The records below are to be restated word for word, with their images omitted.

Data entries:
****************************************
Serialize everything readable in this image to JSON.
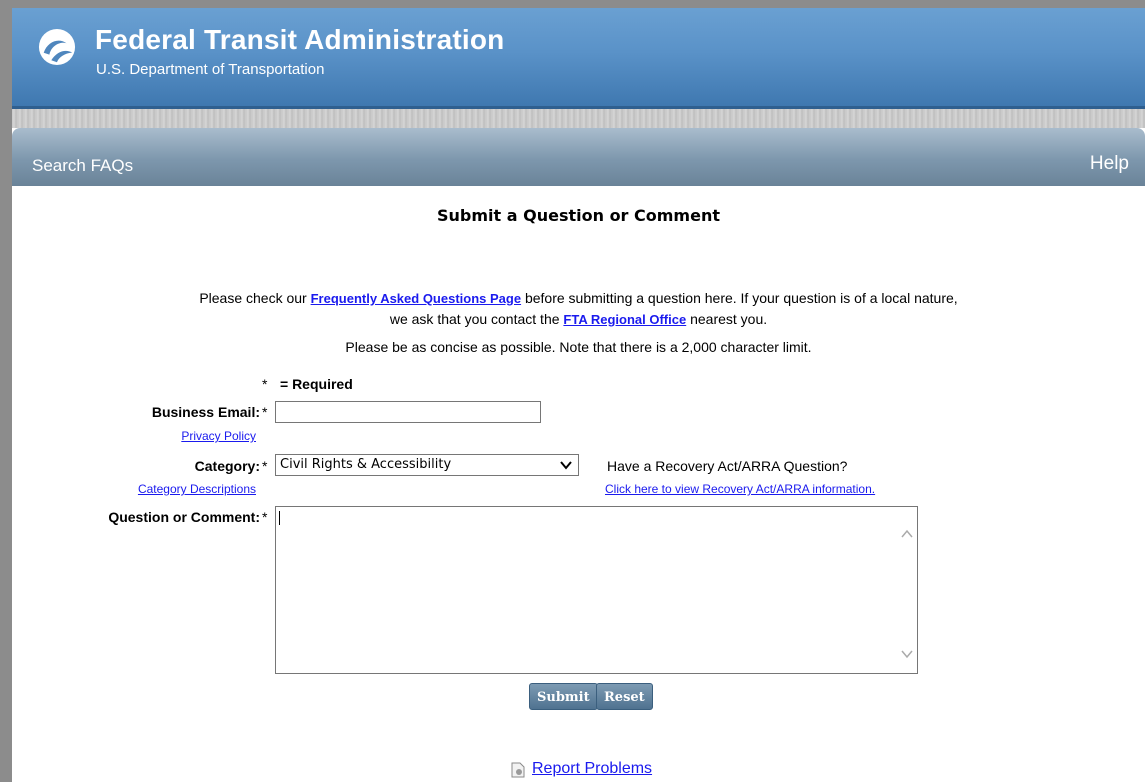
{
  "header": {
    "title": "Federal Transit Administration",
    "subtitle": "U.S. Department of Transportation"
  },
  "nav": {
    "left": "Search FAQs",
    "right": "Help"
  },
  "form": {
    "title": "Submit a Question or Comment",
    "intro_1": "Please check our ",
    "faq_link": "Frequently Asked Questions Page",
    "intro_2": " before submitting a question here. If your question is of a local nature,",
    "intro_3": "we ask that you contact the ",
    "regional_link": "FTA Regional Office",
    "intro_4": " nearest you.",
    "concise": "Please be as concise as possible. Note that there is a 2,000 character limit.",
    "required_star": "*",
    "required_text": "= Required",
    "email_label": "Business Email:",
    "email_value": "",
    "privacy_link": "Privacy Policy",
    "category_label": "Category:",
    "category_value": "Civil Rights & Accessibility",
    "category_desc_link": "Category Descriptions",
    "arra_question": "Have a Recovery Act/ARRA Question?",
    "arra_link": "Click here to view Recovery Act/ARRA information.",
    "question_label": "Question or Comment:",
    "question_value": "",
    "submit_label": "Submit",
    "reset_label": "Reset",
    "star": "*"
  },
  "footer": {
    "report_link": "Report Problems"
  },
  "colors": {
    "header_blue": "#4f86bd",
    "nav_gray_blue": "#7d97ad",
    "link": "#1a1aee",
    "button": "#5b7b97"
  },
  "icons": [
    "dot-logo-icon",
    "chevron-down-icon",
    "scroll-up-icon",
    "scroll-down-icon",
    "report-document-icon"
  ]
}
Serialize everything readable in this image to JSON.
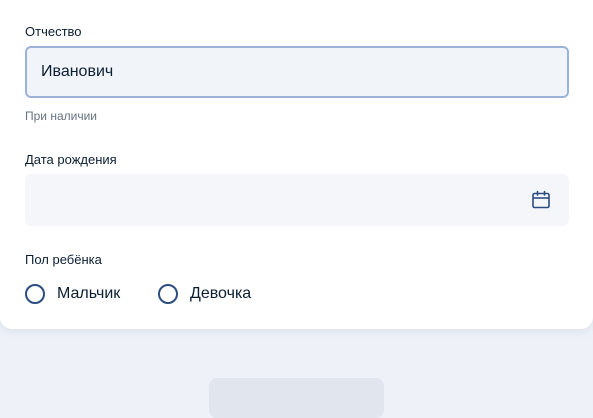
{
  "form": {
    "patronymic": {
      "label": "Отчество",
      "value": "Иванович",
      "hint": "При наличии"
    },
    "birth_date": {
      "label": "Дата рождения",
      "value": "",
      "icon": "calendar-icon"
    },
    "gender": {
      "label": "Пол ребёнка",
      "options": [
        "Мальчик",
        "Девочка"
      ],
      "selected": null
    }
  },
  "colors": {
    "accent": "#2b4d80",
    "focus_border": "#9bb3d9",
    "field_bg": "#f4f6fa",
    "hint_text": "#66727f"
  }
}
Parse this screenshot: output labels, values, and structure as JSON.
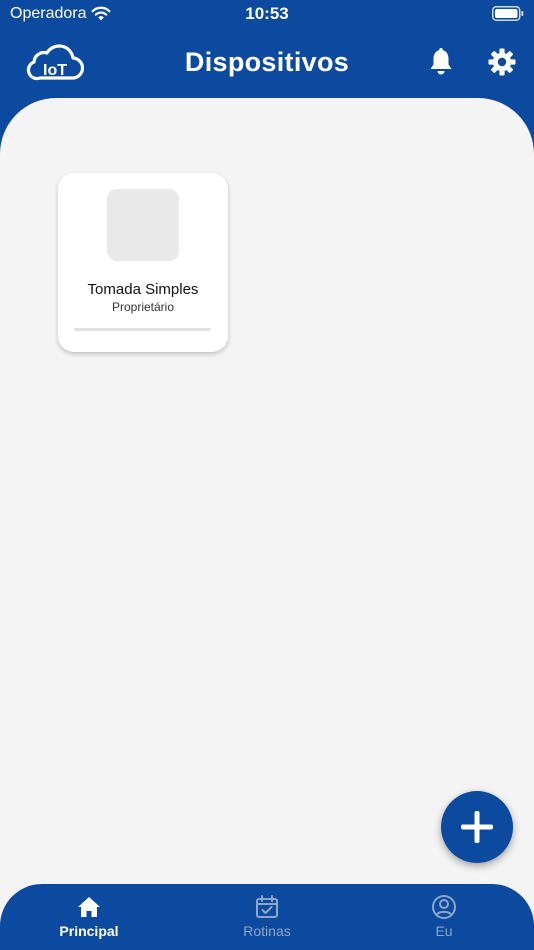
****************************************
> **Problem solution**:
Serialize everything readable in this image to JSON.
{
  "header": {
    "title": "Federal Transit Administration",
    "subtitle": "U.S. Department of Transportation"
  },
  "nav": {
    "left": "Search FAQs",
    "right": "Help"
  },
  "form": {
    "title": "Submit a Question or Comment",
    "intro_1": "Please check our ",
    "faq_link": "Frequently Asked Questions Page",
    "intro_2": " before submitting a question here. If your question is of a local nature,",
    "intro_3": "we ask that you contact the ",
    "regional_link": "FTA Regional Office",
    "intro_4": " nearest you.",
    "concise": "Please be as concise as possible. Note that there is a 2,000 character limit.",
    "required_star": "*",
    "required_text": "= Required",
    "email_label": "Business Email:",
    "email_value": "",
    "privacy_link": "Privacy Policy",
    "category_label": "Category:",
    "category_value": "Civil Rights & Accessibility",
    "category_desc_link": "Category Descriptions",
    "arra_question": "Have a Recovery Act/ARRA Question?",
    "arra_link": "Click here to view Recovery Act/ARRA information.",
    "question_label": "Question or Comment:",
    "question_value": "",
    "submit_label": "Submit",
    "reset_label": "Reset",
    "star": "*"
  },
  "footer": {
    "report_link": "Report Problems"
  },
  "colors": {
    "header_blue": "#4f86bd",
    "nav_gray_blue": "#7d97ad",
    "link": "#1a1aee",
    "button": "#5b7b97"
  },
  "icons": [
    "dot-logo-icon",
    "chevron-down-icon",
    "scroll-up-icon",
    "scroll-down-icon",
    "report-document-icon"
  ]
}
Serialize everything readable in this image to JSON.
{
  "form": {
    "patronymic": {
      "label": "Отчество",
      "value": "Иванович",
      "hint": "При наличии"
    },
    "birth_date": {
      "label": "Дата рождения",
      "value": "",
      "icon": "calendar-icon"
    },
    "gender": {
      "label": "Пол ребёнка",
      "options": [
        "Мальчик",
        "Девочка"
      ],
      "selected": null
    }
  },
  "colors": {
    "accent": "#2b4d80",
    "focus_border": "#9bb3d9",
    "field_bg": "#f4f6fa",
    "hint_text": "#66727f"
  }
}
Parse this screenshot: output labels, values, and structure as JSON.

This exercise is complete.